With all the talk about whether the surviving Boston bombing suspect should receive Miranda warnings prior to questioning, our political leaders and the media have obscured what the Miranda case requires, what it does, and its effect on police investigation. My article “Misunderstanding Miranda,” in today’s Pittsburgh Post-Gazette, clears away the unfortunate fog. Here’s a sample:
Just hours after the second Boston bomber was taken alive, the government announced that it would not give the man Miranda warnings before questioning him. Instead, the Department of Justice said, the attacker would be questioned without warnings under the public safety exception…

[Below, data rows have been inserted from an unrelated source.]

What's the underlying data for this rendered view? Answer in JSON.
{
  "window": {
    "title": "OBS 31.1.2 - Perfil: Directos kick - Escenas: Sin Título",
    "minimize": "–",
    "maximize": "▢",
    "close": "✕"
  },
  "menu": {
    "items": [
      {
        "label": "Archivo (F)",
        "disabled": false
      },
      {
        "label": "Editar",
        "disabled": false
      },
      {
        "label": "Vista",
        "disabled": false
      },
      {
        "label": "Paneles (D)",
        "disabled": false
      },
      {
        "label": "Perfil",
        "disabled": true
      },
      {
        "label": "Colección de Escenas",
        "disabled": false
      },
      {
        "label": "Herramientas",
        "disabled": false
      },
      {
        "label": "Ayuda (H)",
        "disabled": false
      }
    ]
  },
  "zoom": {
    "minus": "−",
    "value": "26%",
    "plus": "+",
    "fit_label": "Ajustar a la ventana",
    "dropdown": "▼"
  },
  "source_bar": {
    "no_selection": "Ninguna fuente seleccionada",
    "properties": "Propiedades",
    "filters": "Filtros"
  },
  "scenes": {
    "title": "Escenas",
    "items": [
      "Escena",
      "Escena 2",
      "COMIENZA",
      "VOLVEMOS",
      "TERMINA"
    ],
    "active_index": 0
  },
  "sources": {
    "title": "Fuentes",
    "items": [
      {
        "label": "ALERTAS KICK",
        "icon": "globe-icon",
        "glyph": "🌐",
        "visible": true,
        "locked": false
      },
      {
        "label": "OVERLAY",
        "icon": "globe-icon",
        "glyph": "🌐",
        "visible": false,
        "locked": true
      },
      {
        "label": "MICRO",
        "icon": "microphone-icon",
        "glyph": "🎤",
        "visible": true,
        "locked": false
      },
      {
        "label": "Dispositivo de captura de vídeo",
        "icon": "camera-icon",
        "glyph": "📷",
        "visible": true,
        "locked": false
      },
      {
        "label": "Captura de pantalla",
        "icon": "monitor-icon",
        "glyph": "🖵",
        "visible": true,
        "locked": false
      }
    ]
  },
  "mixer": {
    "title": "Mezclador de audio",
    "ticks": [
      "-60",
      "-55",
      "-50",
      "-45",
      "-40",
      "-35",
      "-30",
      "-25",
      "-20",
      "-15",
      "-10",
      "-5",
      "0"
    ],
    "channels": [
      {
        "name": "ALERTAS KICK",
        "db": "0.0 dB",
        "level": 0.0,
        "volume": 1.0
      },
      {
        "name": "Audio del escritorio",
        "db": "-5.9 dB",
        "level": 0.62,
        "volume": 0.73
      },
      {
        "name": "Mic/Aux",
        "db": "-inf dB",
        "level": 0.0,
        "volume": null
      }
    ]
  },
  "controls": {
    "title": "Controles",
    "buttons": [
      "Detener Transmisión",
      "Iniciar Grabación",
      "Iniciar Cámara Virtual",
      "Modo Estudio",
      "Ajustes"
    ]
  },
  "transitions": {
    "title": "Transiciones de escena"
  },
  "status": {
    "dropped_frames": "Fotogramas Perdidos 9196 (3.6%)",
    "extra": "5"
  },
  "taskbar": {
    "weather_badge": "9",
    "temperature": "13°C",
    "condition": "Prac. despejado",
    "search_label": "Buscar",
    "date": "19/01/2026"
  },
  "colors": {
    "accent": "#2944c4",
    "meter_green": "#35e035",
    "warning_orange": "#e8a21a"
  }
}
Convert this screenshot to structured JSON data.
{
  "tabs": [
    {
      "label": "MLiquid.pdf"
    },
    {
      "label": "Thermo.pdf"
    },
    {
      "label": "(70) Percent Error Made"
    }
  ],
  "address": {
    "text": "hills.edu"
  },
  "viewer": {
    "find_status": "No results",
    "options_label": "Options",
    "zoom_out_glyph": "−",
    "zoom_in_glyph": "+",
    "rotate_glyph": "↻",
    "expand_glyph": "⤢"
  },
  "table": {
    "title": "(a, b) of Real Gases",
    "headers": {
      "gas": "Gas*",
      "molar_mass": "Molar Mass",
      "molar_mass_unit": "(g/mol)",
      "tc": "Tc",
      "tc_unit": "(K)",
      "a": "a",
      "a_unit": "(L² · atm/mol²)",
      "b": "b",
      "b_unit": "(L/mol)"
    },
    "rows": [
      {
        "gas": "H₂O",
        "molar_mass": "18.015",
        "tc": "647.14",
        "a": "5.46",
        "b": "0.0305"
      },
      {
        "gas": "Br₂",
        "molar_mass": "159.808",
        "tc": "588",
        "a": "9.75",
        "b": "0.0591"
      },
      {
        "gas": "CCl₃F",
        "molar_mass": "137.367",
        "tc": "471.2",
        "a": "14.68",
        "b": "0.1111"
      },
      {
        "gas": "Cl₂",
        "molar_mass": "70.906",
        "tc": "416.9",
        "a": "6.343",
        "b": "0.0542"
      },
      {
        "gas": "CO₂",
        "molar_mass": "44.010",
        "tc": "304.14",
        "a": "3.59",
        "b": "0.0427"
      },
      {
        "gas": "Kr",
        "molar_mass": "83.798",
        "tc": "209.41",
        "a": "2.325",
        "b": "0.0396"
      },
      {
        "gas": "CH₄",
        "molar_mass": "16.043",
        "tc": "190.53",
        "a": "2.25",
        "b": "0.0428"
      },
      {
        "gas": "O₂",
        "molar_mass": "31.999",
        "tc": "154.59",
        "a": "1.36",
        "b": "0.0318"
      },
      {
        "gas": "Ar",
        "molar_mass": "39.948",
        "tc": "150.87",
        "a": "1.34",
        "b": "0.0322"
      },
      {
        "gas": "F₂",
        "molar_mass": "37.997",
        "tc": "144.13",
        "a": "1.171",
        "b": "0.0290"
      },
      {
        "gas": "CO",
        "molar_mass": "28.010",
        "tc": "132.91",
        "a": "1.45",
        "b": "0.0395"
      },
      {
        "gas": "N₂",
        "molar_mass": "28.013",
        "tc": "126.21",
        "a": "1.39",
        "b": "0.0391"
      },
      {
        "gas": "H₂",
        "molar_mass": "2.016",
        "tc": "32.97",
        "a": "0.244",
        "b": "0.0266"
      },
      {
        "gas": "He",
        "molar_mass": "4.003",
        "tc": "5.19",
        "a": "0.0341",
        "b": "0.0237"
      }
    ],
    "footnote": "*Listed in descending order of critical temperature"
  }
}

Let’s start with a clear understanding of the Miranda warnings. Failing to give Miranda warnings does not interfere with the power of the police to make an arrest. Not giving the warnings does not affect the ability of the prosecution to try a suspect. In fact, not reading a suspect his Miranda warnings does not even violate the person’s rights.

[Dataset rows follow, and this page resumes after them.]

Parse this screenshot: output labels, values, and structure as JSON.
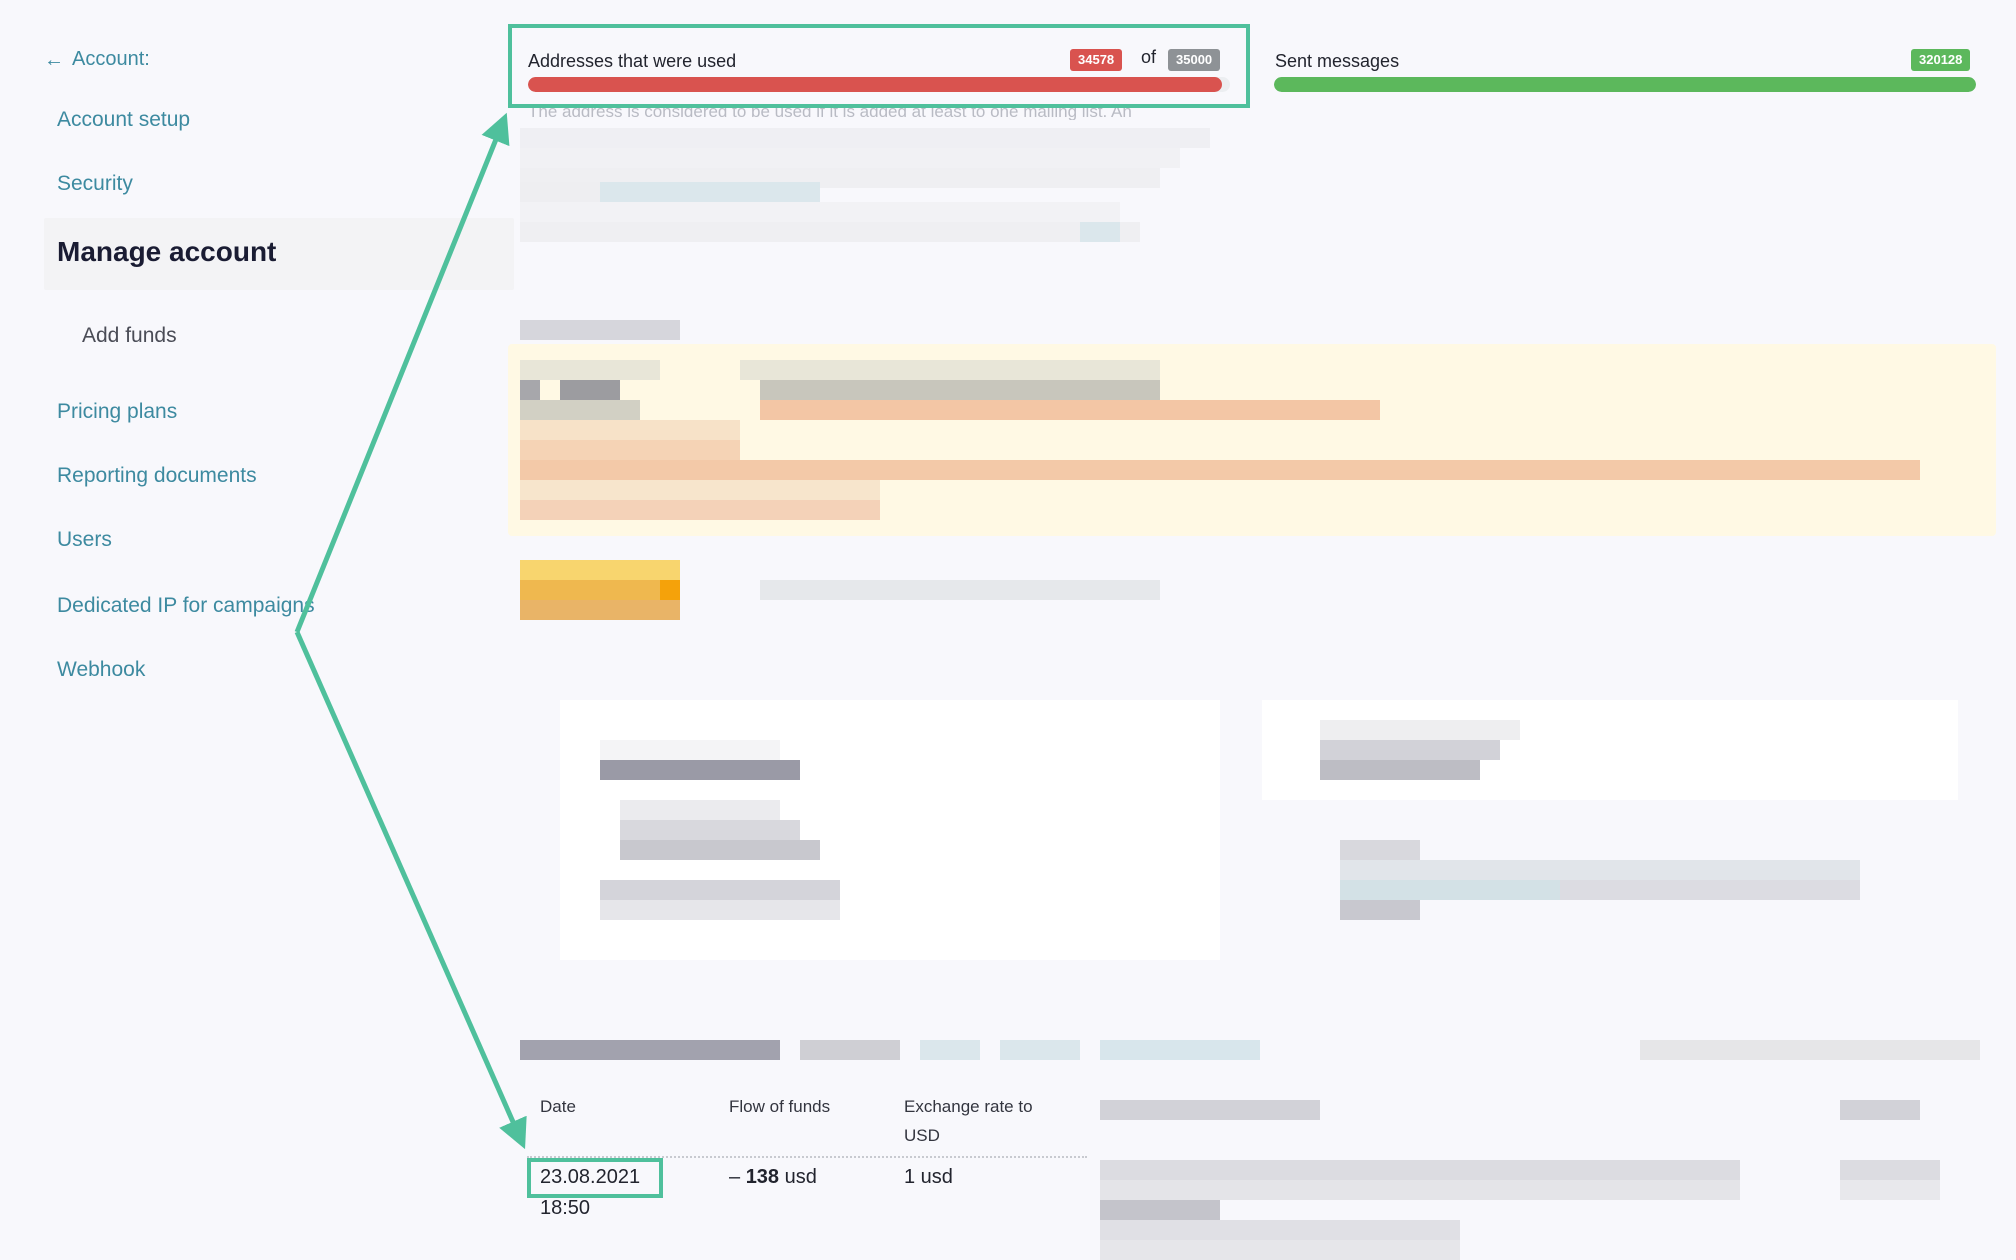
{
  "sidebar": {
    "back_label": "Account:",
    "back_icon": "arrow-left-icon",
    "items": [
      {
        "label": "Account setup"
      },
      {
        "label": "Security"
      },
      {
        "label": "Manage account",
        "active": true
      },
      {
        "label": "Add funds",
        "sub": true
      },
      {
        "label": "Pricing plans"
      },
      {
        "label": "Reporting documents"
      },
      {
        "label": "Users"
      },
      {
        "label": "Dedicated IP for campaigns"
      },
      {
        "label": "Webhook"
      }
    ]
  },
  "usage": {
    "addresses": {
      "label": "Addresses that were used",
      "used": "34578",
      "of_label": "of",
      "limit": "35000",
      "fill_fraction": 0.988,
      "color": "#d9534f",
      "hint": "The address is considered to be used if it is added at least to one mailing list. An"
    },
    "sent": {
      "label": "Sent messages",
      "count": "320128",
      "fill_fraction": 1.0,
      "color": "#5cb85c"
    }
  },
  "transactions": {
    "columns": [
      "Date",
      "Flow of funds",
      "Exchange rate to USD"
    ],
    "rows": [
      {
        "date": "23.08.2021",
        "time": "18:50",
        "flow_sign": "–",
        "flow_amount": "138",
        "flow_unit": "usd",
        "rate": "1 usd"
      }
    ]
  },
  "annotation": {
    "color": "#4fc09c"
  },
  "redacted_note": "pixelated"
}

There’s a lot of misunderstanding of Miranda out there, and the public discussion over the last few days has made it worse. It’s important to know that our police officers and security personell will not be slowed down by Miranda warnings. The article will tell you why.